Consistency is key across all of the statutory regulators to prevent confusion for the public, and to ensure greater consistency in the way that different health professionals involved in a single incident are treated. We welcome that the civil standard of proof will also apply in the work of the Office of Health Professions Adjudicator (Clause 91-104).
Council for Healthcare Regulatory Excellence (Clauses 105-109)
Which? welcomes changes to strengthen the powers and functions of the Council for Healthcare Regulatory Excellence (CHRE). We particularly welcome:
· The explicit obligation on the CHRE to promote the health, safety and well being of patients and other members of the public (Clause 105).
· the explicit duty on the CHRE to consult and inform the public (Clause 108).
However, Which? is concerned about the proposed composition of the CHRE Council. The Bill needs to ensure that Non Executive Directors are not registered health professionals or formerly registered health professionals, and appointment by the Privy Council to the CHRE Council must be based on competencies, with a transparent appointment process that is based on open competition and assessment.
The Office of the Health Professions Adjudicator (Clauses 91-102 and Schedule 6)
The duty in Clauses 100-101 to inform and consult the public is welcome; however the scope of the Adjudicator should apply to all health professionals, not just to doctors and opticians. Clarity is also needed about who can be a non executive director, with an assurance that the definition in Schedule 6 does not solely include a registered or formerly registered healthcare professional.
 Which? research with consumers how had received cosmetic procedure in the UK in the past three years (107) or were actively planning to have a private cosmetic procedure in the next three years (107). Respondents were selected via a large-scale online consumer panel to achieve a nationally representative sample of UK adults aged 18-65. September 2006.
 'Botox on e-Bay', Consumer News, Which? magazine, December 2007.
 Cosmetic Treatments: UK consumers - the cosmetic guinea pigs?', Which? campaign briefing, August 2007.
 Which? interviewed 1000 patients online during August 2007. All respondents to the survey had spent at least one night in hospital in the last 12 months.

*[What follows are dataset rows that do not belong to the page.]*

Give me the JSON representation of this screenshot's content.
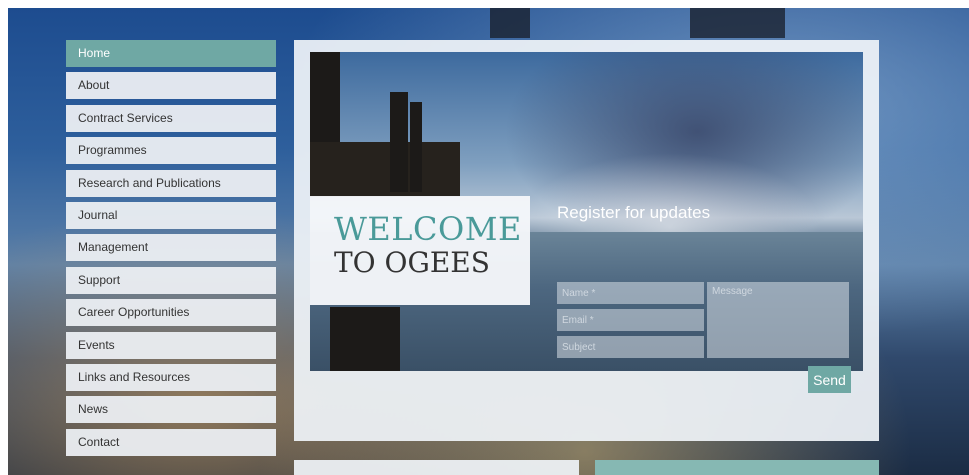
{
  "nav": {
    "items": [
      {
        "label": "Home",
        "active": true
      },
      {
        "label": "About"
      },
      {
        "label": "Contract Services"
      },
      {
        "label": "Programmes"
      },
      {
        "label": "Research and Publications"
      },
      {
        "label": "Journal"
      },
      {
        "label": "Management"
      },
      {
        "label": "Support"
      },
      {
        "label": "Career Opportunities"
      },
      {
        "label": "Events"
      },
      {
        "label": "Links and Resources"
      },
      {
        "label": "News"
      },
      {
        "label": "Contact"
      }
    ]
  },
  "hero": {
    "welcome_line1": "WELCOME",
    "welcome_line2": "TO OGEES"
  },
  "register": {
    "title": "Register for updates",
    "name_placeholder": "Name *",
    "email_placeholder": "Email *",
    "subject_placeholder": "Subject",
    "message_placeholder": "Message",
    "send_label": "Send"
  },
  "colors": {
    "accent": "#6fa8a4",
    "welcome_teal": "#4a9a99"
  }
}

 Which? interviewed 1000 patients online during August 2007. All respondents to the survey had spent at least one night in hospital in the last 12 months. Which? interviewed 250 hospital staff (including mixed speciality doctors, nurses, caterers, porters and receptionists) during August and September 2007.